Data supplied:
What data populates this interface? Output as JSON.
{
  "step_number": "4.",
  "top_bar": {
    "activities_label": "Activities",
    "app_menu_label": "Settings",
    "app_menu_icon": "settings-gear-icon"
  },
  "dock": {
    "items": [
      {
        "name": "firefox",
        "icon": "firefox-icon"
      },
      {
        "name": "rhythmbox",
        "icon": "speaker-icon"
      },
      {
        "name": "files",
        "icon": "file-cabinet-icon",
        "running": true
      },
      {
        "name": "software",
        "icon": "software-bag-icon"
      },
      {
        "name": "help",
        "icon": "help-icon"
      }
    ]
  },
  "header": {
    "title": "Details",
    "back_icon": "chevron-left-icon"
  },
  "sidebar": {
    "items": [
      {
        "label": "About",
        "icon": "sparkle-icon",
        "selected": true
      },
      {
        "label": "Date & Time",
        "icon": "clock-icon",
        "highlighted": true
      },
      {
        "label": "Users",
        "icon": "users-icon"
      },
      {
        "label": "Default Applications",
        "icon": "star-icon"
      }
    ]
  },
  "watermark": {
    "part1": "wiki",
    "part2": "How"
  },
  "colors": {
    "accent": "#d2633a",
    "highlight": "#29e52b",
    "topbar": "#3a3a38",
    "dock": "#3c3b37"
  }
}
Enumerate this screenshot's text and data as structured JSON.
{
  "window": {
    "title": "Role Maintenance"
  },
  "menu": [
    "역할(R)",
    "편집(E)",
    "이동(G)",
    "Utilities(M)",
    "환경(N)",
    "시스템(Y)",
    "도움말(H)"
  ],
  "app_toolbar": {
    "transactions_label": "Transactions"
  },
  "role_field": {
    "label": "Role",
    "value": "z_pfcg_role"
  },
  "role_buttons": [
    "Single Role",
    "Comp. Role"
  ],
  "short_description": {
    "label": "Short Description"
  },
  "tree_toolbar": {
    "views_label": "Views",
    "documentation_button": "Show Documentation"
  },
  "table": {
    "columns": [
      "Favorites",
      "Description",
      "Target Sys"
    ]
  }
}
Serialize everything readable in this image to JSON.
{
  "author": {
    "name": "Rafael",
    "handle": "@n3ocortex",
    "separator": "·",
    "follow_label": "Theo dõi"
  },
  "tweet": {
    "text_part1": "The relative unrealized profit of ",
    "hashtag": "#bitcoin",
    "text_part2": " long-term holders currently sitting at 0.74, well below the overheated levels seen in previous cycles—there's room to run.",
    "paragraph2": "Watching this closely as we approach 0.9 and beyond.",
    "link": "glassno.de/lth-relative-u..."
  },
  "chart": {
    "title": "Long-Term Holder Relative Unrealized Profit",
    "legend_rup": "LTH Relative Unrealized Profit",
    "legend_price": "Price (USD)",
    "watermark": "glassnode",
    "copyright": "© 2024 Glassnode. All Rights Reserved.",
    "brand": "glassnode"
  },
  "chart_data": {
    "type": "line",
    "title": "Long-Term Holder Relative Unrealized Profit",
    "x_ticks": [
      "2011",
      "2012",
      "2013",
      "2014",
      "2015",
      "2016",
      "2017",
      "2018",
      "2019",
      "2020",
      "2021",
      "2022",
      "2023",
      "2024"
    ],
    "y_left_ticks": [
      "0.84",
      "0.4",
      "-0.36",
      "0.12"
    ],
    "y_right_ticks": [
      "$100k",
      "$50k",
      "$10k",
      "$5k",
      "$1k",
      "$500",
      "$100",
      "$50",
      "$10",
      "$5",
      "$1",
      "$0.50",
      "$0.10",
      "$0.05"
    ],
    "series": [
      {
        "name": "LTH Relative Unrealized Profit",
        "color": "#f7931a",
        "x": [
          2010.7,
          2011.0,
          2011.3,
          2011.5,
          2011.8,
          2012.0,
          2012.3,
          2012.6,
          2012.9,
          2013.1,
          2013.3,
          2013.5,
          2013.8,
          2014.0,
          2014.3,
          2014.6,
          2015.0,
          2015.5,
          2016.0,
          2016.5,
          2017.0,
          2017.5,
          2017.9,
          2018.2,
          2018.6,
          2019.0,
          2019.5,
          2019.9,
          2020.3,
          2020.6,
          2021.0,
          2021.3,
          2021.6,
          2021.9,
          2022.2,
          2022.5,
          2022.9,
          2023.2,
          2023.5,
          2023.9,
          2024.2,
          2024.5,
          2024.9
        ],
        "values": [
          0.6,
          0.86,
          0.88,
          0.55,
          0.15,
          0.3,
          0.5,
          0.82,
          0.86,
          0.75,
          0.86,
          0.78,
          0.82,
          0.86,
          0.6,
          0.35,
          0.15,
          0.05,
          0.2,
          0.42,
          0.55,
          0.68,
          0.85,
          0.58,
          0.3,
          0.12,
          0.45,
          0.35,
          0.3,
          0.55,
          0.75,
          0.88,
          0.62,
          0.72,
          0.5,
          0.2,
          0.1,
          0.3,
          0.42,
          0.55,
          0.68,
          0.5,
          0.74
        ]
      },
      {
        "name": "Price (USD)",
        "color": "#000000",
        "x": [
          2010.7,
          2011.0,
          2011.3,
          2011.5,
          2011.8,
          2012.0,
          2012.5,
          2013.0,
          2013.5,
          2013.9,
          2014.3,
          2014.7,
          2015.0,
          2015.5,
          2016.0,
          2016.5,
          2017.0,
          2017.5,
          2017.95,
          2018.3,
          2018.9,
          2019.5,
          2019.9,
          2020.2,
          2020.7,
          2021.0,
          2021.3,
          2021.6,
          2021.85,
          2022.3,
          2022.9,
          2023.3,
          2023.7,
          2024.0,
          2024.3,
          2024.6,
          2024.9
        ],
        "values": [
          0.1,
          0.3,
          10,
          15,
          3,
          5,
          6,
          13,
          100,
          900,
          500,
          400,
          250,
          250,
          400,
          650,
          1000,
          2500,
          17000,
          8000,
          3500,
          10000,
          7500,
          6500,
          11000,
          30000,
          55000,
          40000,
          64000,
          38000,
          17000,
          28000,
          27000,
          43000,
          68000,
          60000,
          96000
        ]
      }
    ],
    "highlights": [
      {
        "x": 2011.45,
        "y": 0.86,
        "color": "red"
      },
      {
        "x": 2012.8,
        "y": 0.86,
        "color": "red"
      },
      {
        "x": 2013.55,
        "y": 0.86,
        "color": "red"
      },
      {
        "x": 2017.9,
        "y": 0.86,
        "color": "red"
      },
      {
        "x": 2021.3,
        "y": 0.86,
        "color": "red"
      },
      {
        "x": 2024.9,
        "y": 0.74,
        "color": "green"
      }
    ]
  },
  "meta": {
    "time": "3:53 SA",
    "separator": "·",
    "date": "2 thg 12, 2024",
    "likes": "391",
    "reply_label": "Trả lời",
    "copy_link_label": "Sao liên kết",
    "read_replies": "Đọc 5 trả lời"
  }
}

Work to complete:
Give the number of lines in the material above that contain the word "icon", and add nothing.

Task solution:
11